While your presentation might be nerve-wracking, the question-and-answer period after you speak can be even more problematical.  You should never enter a Q&A session without having prepared for it.  Here are eight tips for managing these sessions so that you will come out on top instead of hitting bottom:

  • Thoroughly understand the topic of your presentation, so that when you are asked questions on related topics, your expertise shows.
  • Know your audience.  Are you speaking to novices or experts?  A homogeneous group or people from many walks of life?  This analysis can help you anticipate and prepare for the kinds of questions you may be asked.

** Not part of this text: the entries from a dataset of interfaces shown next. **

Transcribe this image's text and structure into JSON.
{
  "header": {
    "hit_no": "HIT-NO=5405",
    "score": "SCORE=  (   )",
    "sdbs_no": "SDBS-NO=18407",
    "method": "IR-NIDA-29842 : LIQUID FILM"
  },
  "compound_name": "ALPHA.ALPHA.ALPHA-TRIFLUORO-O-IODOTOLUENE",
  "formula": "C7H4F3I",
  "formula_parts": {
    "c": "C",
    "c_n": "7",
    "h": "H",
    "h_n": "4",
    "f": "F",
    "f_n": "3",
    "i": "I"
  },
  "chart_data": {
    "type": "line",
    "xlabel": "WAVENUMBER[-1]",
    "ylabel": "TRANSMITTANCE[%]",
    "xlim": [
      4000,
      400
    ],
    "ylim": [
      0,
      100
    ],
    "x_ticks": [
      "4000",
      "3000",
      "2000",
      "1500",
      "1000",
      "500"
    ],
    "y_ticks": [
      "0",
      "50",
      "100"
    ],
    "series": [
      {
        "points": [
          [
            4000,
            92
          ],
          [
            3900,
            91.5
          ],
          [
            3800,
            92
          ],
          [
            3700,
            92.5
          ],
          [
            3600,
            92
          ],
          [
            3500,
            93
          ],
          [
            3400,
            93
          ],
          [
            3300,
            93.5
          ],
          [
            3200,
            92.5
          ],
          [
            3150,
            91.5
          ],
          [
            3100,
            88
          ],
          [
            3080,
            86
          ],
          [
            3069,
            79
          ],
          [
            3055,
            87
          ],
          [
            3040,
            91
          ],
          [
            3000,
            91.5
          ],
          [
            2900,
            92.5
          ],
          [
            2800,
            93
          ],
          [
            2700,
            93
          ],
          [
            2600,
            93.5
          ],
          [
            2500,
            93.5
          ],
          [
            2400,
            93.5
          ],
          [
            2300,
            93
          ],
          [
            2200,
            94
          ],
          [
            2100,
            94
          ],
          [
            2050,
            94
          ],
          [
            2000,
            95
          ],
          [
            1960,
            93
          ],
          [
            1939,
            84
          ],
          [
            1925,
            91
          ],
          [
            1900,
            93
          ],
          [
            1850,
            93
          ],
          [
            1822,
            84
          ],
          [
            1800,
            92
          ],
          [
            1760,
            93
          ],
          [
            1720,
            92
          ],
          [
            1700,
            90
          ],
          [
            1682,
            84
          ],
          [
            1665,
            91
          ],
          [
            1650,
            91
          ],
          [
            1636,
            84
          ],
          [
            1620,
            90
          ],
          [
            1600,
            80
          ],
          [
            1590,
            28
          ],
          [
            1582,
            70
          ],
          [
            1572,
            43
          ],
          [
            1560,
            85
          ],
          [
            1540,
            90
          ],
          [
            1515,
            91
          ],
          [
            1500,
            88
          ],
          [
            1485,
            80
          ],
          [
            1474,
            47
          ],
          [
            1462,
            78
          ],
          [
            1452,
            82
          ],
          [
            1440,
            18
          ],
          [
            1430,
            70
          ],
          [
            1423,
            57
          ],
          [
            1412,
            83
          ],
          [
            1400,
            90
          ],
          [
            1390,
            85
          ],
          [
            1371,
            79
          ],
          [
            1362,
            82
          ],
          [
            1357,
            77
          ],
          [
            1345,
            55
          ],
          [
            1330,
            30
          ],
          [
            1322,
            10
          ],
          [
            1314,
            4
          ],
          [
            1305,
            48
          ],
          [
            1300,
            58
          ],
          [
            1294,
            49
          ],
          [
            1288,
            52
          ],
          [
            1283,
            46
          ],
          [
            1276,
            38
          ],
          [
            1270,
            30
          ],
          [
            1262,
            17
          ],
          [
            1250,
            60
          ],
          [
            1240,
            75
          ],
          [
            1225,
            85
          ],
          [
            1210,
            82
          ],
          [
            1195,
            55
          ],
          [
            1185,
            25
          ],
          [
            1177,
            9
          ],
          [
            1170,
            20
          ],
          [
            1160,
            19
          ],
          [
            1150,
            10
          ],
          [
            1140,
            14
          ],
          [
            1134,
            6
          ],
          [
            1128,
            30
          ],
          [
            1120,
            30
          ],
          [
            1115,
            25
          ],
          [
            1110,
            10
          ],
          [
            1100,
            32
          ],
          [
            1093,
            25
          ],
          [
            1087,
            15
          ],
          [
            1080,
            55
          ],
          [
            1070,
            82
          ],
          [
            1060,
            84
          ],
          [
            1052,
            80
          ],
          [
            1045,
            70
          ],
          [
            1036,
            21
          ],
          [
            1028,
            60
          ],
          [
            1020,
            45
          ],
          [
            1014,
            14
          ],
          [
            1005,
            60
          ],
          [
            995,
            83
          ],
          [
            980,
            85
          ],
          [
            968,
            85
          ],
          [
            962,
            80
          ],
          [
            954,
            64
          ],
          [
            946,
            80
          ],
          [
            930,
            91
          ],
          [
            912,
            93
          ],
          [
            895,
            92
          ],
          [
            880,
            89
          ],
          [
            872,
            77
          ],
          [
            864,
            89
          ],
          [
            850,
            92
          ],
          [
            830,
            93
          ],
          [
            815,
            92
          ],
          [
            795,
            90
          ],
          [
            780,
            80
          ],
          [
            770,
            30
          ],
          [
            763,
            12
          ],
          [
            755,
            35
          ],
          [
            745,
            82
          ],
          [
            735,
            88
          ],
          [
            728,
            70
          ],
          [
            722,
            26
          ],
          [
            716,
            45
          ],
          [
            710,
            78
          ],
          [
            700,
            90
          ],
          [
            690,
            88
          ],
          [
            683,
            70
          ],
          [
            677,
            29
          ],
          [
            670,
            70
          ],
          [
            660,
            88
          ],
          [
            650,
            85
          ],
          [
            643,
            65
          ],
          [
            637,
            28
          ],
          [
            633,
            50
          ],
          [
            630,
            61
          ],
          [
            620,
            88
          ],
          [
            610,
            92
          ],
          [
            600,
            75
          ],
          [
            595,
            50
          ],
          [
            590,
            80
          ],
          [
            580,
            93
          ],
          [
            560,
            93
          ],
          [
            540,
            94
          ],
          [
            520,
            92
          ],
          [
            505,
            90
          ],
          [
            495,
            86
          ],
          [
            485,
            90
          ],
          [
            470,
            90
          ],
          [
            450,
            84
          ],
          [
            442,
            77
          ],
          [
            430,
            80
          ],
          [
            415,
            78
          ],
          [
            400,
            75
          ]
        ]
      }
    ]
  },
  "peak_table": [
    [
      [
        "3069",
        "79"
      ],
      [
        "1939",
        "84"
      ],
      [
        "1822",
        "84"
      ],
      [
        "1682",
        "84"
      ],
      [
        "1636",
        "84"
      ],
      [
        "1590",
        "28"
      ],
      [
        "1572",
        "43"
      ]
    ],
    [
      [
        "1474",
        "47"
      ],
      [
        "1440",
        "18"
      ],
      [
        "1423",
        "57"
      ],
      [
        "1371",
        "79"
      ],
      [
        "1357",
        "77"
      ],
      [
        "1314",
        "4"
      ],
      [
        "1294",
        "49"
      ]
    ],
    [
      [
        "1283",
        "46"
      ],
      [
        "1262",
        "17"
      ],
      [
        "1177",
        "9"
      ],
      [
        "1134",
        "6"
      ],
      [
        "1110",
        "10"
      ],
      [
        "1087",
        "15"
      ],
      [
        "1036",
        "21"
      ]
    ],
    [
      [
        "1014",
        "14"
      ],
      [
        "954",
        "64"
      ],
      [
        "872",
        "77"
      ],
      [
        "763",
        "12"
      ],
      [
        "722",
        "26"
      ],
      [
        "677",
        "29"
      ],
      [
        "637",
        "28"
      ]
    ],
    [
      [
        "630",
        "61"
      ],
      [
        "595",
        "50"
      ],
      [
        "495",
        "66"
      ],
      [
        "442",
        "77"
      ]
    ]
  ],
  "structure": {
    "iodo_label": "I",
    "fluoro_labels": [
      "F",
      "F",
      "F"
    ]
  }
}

  • Understand your audience’s hot buttons, the issues that are most pertinent to them.  These topics will be the most likely subject matter on which you’ll receive questions, and being aware of them enables you to prepare more effectivey in advance.
  • Always go into both the presentation and the Q&A with one or two key messages.  These are the themes, advice, or information that you want the audience to remember as the “take-aways” from your appearance.  If you are asked a question that you can’t or don’t want to answer, transition to your key message instead with a phrase like, “While that’s an important issue, I think it’s more important that we (insert key message here).”
  • Anticipate the most likely–and most difficult–questions you can expect to receive.  Then develop responses to them–either a direct answer or a way to transition to a key message.  Provide colleagues with your presentations and get feedback form them on what hard questions they would ask if they were in the audience.
  • Don’t over-talk your answer.  When you’ve responded to the question, stop talking before you dig yourself a deeper hole or reveal something you didn’t intend to discuss.
  • If you are under assault from a member of the audience, regain control by asking a question of your own, such as: “Does anyone here feel differently about this issue?  Who has another opinion?”
  • Assume that everything you say–in both the presentation and Q&A–is public.  Your audience will be Tweeting and blogging to the world while you speak and shortly thereafter, so never assume that your responses in a Q&A session are confidential, even to an internal audience.

-Steve Friedman